Vandell, D. L., Reisner, E. R., & Pierce, K. M. (2007). Outcomes linked to high-quality afterschool programs: Longitudinal findings from the study of promising afterschool programs. Report to the Charles Stewart Mott Foundation, Flint, MI.

Vandell, D. L., Shernoff, D. J., Pierce, K. M., Bolt, D. M., Dadisman, K., & Brown, B. B. (2005). Activities, engagement, and emotion in after-school programs (and elsewhere). In H. B. Weiss, P. M. D. Little, & S. M. Bouffard (Eds.), New directions for youth development: No. 105. Participation in youth programs: Enrollment, attendance, and engagement (pp. 121–129). San Francisco, CA: Jossey-Bass.
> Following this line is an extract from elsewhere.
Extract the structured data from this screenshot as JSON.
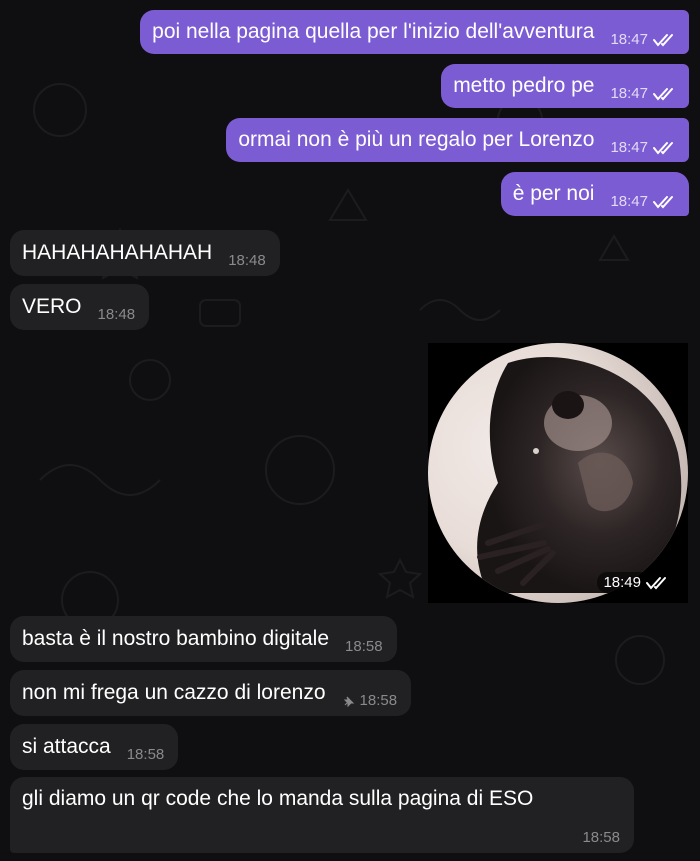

Vandell, D. L., Shumow, L., & Posner, J. (2005). After-school programs for low-income children: Differences in program quality. In J. L. Mahoney, R. W. Larson, & J. S. Eccles (Eds.), Organized activities as contexts of development: Extracurricular activities, after school and community programs (pp. 437–456). Mahwah, NJ: Erlbaum.